KUCHING: Sarawak Biodiversity Centre (SBC) will host a talk entitled ‘The M&Ms — Malaria, Man, Monkeys and Mosquitoes’ on April 26.
It will be held at SBC’s premises at KM20, Jalan Borneo Heights, Semengoh from 2.30pm.
Prof Balbir Singh, from the Faculty of Medicine and Health Sciences, Universiti Malaysia Sarawak (Unimas), will describe the work that led to the discovery of a large number of human Plasmodium knowlesi malaria infections in Kapit Division, followed by a brief history of the parasite, and description of studies on malaria parasites in macaques.
He will also share his team’s experiences in carrying out research in the forests of Sarawak with monkeys, mosquitoes and man.
Balbir received his tertiary education from the University of Liverpool, in the United Kingdom.
In 1984, he obtained his PhD in Immunology and Microbiology from the same university, after which he was attached to the Wolfson Unit of Molecular Genetics and Department of Tropical Medicine and Infectious Diseases, Liverpool School of Tropical Medicine as a medical fellow.
Upon his return to Malaysia, he lectured at Universiti Sains Malaysia’s School of Medical Sciences before joining Unimas in 1999.
He has been director of the Malaria Research Centre at Unimas since 2006.
Balbir’s group work on malaria is largely significant in the field of medical research with regards to malaria in humans, which was initially thought to be caused by four species of Plasmodium.

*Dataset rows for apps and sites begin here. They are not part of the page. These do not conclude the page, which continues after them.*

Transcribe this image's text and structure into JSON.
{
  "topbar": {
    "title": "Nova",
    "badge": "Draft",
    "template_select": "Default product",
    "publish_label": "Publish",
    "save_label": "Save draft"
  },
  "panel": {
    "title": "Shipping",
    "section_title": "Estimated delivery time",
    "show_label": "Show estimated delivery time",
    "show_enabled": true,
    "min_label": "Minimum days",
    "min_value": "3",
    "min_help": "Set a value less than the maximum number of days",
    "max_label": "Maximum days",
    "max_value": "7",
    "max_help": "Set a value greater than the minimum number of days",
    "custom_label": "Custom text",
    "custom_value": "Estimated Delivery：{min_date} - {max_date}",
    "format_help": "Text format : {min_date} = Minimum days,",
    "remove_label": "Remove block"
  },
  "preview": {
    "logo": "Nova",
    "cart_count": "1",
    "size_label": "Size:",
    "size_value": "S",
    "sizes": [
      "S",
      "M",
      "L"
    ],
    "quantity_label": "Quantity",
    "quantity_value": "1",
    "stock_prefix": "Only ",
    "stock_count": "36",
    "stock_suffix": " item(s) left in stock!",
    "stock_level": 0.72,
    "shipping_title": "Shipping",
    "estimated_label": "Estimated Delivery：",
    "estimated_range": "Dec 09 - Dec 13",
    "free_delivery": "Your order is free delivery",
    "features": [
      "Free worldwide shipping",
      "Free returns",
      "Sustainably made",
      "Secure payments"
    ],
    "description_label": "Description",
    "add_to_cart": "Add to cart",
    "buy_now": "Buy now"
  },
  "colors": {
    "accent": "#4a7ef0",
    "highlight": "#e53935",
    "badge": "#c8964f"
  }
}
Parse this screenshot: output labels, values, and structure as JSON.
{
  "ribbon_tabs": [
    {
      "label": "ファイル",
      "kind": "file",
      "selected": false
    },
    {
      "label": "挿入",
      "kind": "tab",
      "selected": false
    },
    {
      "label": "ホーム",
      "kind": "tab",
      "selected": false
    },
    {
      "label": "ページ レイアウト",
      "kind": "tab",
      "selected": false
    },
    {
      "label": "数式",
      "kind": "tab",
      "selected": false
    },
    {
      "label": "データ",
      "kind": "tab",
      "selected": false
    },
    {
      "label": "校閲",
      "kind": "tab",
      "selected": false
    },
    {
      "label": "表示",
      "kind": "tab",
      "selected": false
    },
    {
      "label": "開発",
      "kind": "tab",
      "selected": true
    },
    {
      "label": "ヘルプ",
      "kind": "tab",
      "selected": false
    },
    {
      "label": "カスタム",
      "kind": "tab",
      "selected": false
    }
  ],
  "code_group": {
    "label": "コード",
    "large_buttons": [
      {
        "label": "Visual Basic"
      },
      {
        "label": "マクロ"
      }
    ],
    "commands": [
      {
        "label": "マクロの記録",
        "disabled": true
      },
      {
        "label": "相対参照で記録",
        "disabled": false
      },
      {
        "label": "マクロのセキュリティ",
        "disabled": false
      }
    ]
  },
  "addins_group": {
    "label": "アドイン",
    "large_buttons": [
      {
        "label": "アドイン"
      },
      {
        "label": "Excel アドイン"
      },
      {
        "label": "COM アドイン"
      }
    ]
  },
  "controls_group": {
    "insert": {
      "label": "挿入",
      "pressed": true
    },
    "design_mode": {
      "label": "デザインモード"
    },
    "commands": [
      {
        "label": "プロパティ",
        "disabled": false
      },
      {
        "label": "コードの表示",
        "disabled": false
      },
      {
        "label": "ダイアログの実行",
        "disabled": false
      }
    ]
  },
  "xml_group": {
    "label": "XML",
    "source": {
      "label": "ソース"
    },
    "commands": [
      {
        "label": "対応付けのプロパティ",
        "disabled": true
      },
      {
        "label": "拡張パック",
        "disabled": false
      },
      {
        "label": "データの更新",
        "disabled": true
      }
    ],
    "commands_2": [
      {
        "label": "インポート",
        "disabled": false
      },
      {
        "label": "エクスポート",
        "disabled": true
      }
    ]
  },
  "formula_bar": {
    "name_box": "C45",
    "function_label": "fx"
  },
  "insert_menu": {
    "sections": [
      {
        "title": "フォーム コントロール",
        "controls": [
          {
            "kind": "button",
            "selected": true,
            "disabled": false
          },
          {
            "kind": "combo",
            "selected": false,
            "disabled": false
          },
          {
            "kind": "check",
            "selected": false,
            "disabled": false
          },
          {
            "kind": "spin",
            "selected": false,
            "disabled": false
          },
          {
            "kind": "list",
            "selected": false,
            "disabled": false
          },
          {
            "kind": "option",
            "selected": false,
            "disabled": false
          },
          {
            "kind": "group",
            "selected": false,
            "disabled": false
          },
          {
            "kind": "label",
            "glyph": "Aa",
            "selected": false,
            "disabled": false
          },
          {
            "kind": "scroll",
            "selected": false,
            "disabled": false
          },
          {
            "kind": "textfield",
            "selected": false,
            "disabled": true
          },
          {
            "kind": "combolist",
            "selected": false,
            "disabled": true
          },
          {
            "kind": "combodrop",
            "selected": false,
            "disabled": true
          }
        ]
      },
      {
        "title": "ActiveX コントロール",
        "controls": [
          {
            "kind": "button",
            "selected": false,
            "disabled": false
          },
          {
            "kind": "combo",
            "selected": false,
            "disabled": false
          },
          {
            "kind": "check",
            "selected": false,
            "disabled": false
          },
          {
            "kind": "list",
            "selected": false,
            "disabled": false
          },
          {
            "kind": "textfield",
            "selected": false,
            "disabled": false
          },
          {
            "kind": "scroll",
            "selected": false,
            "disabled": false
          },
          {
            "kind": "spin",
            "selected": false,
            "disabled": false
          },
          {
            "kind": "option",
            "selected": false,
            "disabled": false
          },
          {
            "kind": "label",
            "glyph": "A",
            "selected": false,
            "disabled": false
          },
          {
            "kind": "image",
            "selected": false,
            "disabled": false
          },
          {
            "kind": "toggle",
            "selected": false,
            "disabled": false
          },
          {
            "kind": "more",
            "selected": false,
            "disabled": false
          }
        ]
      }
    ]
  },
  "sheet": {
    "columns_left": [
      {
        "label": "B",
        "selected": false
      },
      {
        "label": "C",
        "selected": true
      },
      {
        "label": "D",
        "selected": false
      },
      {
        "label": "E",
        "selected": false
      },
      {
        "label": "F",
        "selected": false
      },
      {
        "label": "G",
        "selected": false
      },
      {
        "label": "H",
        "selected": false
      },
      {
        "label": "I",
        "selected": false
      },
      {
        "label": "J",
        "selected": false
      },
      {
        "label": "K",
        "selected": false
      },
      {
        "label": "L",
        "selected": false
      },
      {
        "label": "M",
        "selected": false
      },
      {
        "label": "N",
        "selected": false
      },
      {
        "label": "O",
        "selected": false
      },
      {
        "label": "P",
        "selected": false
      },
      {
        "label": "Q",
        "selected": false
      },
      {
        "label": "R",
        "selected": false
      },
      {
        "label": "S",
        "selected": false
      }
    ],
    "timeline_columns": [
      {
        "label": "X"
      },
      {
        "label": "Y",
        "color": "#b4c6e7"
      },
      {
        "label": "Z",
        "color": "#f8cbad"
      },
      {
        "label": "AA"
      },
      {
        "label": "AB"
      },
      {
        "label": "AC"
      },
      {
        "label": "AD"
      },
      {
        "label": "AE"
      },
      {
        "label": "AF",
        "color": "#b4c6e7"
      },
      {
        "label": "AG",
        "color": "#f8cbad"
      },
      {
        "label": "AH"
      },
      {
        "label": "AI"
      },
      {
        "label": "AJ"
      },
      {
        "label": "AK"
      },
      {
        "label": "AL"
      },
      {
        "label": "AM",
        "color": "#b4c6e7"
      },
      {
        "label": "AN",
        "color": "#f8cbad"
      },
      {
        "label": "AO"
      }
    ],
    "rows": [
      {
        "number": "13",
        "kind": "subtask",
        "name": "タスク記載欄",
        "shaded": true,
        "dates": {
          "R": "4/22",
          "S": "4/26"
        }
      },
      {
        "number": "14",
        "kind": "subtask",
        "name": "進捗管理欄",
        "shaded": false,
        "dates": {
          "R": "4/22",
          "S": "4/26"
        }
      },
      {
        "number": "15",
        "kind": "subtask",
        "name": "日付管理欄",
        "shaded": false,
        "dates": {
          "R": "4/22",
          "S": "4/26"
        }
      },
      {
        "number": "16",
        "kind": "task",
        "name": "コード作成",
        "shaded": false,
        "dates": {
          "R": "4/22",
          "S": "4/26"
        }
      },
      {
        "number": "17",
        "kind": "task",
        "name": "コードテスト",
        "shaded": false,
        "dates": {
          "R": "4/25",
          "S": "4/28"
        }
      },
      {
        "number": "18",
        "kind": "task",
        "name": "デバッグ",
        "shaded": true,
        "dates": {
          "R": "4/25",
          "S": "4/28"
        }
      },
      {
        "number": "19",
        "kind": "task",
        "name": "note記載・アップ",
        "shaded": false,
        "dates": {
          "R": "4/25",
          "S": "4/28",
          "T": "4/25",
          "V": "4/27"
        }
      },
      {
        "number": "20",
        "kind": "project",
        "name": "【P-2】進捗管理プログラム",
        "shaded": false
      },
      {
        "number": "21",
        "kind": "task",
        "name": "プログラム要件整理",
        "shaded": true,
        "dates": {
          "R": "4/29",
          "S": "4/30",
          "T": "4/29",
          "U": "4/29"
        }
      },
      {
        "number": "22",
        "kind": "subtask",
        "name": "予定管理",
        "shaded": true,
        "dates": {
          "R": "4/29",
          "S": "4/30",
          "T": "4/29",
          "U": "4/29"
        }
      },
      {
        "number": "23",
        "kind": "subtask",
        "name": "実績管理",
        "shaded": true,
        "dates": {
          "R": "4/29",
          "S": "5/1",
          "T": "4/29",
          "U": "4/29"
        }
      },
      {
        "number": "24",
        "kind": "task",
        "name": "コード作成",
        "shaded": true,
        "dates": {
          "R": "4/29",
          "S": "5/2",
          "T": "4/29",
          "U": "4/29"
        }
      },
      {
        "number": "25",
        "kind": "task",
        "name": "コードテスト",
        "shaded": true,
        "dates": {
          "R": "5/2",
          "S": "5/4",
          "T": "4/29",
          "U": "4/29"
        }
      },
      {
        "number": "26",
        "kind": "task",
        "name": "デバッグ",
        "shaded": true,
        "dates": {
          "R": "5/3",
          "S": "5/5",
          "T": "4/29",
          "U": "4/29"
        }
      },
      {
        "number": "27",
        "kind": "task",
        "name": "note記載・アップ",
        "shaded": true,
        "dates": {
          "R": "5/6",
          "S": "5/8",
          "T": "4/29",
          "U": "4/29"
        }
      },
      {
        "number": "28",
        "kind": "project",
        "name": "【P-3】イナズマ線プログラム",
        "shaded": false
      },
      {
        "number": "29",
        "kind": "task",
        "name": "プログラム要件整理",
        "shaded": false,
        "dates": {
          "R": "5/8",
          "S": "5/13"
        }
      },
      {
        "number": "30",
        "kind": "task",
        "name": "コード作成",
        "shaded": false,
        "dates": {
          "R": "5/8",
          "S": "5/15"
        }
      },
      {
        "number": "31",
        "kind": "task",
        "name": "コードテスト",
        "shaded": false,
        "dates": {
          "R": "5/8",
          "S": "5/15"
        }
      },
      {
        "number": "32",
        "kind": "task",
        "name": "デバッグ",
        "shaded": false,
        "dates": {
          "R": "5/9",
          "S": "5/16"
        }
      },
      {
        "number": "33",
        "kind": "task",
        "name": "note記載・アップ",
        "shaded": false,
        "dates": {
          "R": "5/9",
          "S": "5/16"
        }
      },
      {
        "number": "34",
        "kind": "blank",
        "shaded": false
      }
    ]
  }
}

The research team had discovered that large number of human cases in Malaysia with the monkey malaria parasite.
With the discovery, Balbir has published in leading international journals, including The Lancet and Clinical Infectious Diseases.
He has also been invited to give keynote addresses and talks at international conferences around the world, and has served as an advisor for the World Health Organisation (WHO).
Last year, he was selected by the Academy of Sciences Malaysia as one of the 27 Top Research Scientists in Malaysia.
Balbir’s knowlesi malaria research has received extensive press attention from leading broadcasters including the BBC, Reuters and Bloomberg.
His team’s research on Plasmodium knowlesi malaria was also featured in a television documentary aired by Australian Broadcasting Corporation in 2009.
The documentary entitled ‘Monkey Malaria’ won the award for the Best Documentary in the field of Health and Health Sciences at the 2009 Excellence in Health Journalism Awards run by the National Press Club of Australia.
Balbir’s group research on knowlesi malaria has impacted on the way patients with this potentially fatal infection are treated and managed, particularly in Sarawak and Sabah.
Call Asha Kaushal or Ha-Mim Marzuki on 082-610610 to register for the talk.
Alternatively email names and contact numbers to [email protected]